What is Metal Fabrication?

The Metal Fabrication program includes an introduction to the basic machining metalworking processes as well as an introduction to the basic welding profession. The purpose of the course is to prepare students to continue study in a postsecondary metals program (Welding or Machine Tool Operation) and continue their college education.

Metal Fabrication I (Manufacturing Fundamentals)

The first year program is designed to give the student an overall orientation for leadership; basic safety; math, measuring tools, and instruments. Student will also learn to use hand and power tools; lathe theory and operation; milling machine theory and operation , and grinding operations and to read blueprints;. Safety is emphasized in each unit and every activity.

Metal Fabrication II

Metal Fabrication II includes advanced precision machining techniques and an emphasis on welding processes. Welding topics include employability skills, safety, basic oxy-fuel cutting, plasma arc cutting (PAC), gas metal arc welding (GMAW), flux core arc welding (FCAW), gas tungsten arc welding (GTAW), and shielded metal arc welding (SMAW).

What is happening in Metal Fabrication?

In order to be admitted to the Metal Fabrication program, a student must successfully complete Algebra I with a C or higher as well as complete their most recent English class with a C or higher. It is recommended that students entering the program should have TABE scores in Math & Reading no lower than eighth grade level.

Benefits of Completing the Program

5 months ago

Trade and Industry Certifications/Benefits to student:

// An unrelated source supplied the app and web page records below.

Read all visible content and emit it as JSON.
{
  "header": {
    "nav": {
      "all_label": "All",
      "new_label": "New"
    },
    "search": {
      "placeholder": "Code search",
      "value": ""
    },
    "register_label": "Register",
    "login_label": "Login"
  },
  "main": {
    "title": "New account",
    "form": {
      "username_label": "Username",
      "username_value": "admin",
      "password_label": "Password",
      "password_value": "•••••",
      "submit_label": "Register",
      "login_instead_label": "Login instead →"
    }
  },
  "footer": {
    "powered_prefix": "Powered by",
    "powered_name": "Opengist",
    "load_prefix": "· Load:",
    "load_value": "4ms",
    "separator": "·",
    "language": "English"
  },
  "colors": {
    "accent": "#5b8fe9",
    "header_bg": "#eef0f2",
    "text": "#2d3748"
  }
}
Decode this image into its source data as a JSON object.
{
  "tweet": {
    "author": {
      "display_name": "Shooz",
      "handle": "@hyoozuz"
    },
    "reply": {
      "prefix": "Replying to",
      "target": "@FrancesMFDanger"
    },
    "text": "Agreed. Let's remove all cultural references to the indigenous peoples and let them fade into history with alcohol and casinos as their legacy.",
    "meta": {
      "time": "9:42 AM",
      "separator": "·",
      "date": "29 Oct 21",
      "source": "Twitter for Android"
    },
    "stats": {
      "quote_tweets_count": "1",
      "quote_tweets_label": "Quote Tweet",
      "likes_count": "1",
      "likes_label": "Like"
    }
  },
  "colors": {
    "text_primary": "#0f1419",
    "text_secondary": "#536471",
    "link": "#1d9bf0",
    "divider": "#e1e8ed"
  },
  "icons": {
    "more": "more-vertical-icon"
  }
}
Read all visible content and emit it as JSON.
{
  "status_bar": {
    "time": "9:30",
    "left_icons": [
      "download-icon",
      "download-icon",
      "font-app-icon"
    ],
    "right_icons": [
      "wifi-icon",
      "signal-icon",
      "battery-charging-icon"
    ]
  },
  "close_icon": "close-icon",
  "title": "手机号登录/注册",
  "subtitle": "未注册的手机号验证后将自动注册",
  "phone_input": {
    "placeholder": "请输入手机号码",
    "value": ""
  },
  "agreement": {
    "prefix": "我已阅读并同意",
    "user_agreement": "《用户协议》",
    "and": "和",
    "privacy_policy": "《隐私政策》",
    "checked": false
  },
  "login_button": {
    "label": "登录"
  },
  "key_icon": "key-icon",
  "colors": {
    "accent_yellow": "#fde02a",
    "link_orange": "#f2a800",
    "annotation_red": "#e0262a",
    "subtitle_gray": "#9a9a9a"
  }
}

Students who study basic machine metalworking processes may pursue, at their cost, a certification with the National Institute for Metalworking Skills, Inc. (NIMS). Students who study this curriculum may pursue certification of the NIMS Level 1 standards for machining. Attaining this certification is an option for the student; therefore, the student is responsible for the financial costs attributed with achievement of the certification.

This curriculum has also been aligned to modules in the Contren program as endorsed by the National Center for Construction Education and Research (NCCER). Students who study this curriculum using the CONTREN materials under the supervision of an instructor who has been certified by the NCCER are eligible to be tested on each module in the welding area. Students who successfully pass these tests may be certified to the NCCER by the instructor and will receive documentation from NCCER. The Manufacturing welding curriculum framework is aligned to the NCCER Core and Welding.

Contren program and NIMS credentials are used throughout the United States by industry to recruit, hire, place, and promote individual workers.

This certification allows students who do not choose to continue training at a higher level to go directly into the workforce as a highly skilled worker with high paying wages.


This program was designed to articulate to postsecondary Automotive Machinist Tech and postsecondary Machine Tool Operations.

High School Program

Community College Program

Community College Course

Metal Fabrication

Automotive Machinist Tech

MST 1114—Power Machinery I

Machine Tool Operations

AUV 1116—Fundamentals for Automotive Machinists



& Machining

**MST 1115,
Power Machinery I

Secondary Teacher

Written and Performance